AIM OF THE EXERCISE: Up to and including the final line, retype each line of the records below, starting with the one that contains "Read all visible content and emit it as JSON.".

Data records for software interfaces
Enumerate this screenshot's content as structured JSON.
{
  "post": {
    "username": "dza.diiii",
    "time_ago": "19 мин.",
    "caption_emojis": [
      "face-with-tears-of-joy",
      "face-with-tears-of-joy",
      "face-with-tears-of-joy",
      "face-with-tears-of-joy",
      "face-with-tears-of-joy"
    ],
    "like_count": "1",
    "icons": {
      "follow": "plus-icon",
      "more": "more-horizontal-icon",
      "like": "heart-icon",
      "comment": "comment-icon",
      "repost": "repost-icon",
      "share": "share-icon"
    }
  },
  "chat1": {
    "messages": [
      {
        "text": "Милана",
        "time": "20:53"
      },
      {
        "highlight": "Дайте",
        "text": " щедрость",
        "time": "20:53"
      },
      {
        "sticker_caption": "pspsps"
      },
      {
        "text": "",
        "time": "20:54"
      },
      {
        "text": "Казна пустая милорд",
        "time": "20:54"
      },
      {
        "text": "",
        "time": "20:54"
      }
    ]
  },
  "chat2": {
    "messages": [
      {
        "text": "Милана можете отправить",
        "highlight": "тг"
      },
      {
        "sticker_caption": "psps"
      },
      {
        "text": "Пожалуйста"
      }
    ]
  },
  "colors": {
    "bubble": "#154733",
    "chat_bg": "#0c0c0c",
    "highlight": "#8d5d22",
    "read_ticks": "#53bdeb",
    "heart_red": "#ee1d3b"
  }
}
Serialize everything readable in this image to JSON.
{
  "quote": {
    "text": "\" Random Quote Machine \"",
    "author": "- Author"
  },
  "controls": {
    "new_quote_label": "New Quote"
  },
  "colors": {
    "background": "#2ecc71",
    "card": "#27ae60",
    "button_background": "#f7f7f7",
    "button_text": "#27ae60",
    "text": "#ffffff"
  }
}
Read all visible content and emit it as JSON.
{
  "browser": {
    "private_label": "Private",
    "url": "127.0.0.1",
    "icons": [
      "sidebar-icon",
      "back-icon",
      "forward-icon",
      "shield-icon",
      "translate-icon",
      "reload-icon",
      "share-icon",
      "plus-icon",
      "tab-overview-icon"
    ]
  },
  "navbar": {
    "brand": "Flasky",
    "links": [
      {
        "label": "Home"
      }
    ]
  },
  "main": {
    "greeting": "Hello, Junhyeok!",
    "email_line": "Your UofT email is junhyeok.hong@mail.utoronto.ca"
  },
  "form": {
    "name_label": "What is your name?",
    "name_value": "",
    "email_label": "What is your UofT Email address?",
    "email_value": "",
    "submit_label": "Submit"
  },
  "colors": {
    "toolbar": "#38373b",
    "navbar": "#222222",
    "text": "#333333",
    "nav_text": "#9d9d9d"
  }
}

ANSWER BOX:
Read all visible content and emit it as JSON.
{
  "browser": {
    "private_label": "Private",
    "url": "127.0.0.1",
    "icons": [
      "sidebar-icon",
      "back-icon",
      "forward-icon",
      "shield-icon",
      "translate-icon",
      "reload-icon",
      "share-icon",
      "plus-icon",
      "tab-overview-icon"
    ]
  },
  "navbar": {
    "brand": "Flasky",
    "links": [
      {
        "label": "Home"
      }
    ]
  },
  "main": {
    "greeting": "Hello, Junhyeok!",
    "email_line": "Your UofT email is junhyeok.hong@mail.utoronto.ca"
  },
  "form": {
    "name_label": "What is your name?",
    "name_value": "",
    "email_label": "What is your UofT Email address?",
    "email_value": "",
    "submit_label": "Submit"
  },
  "colors": {
    "toolbar": "#38373b",
    "navbar": "#222222",
    "text": "#333333",
    "nav_text": "#9d9d9d"
  }
}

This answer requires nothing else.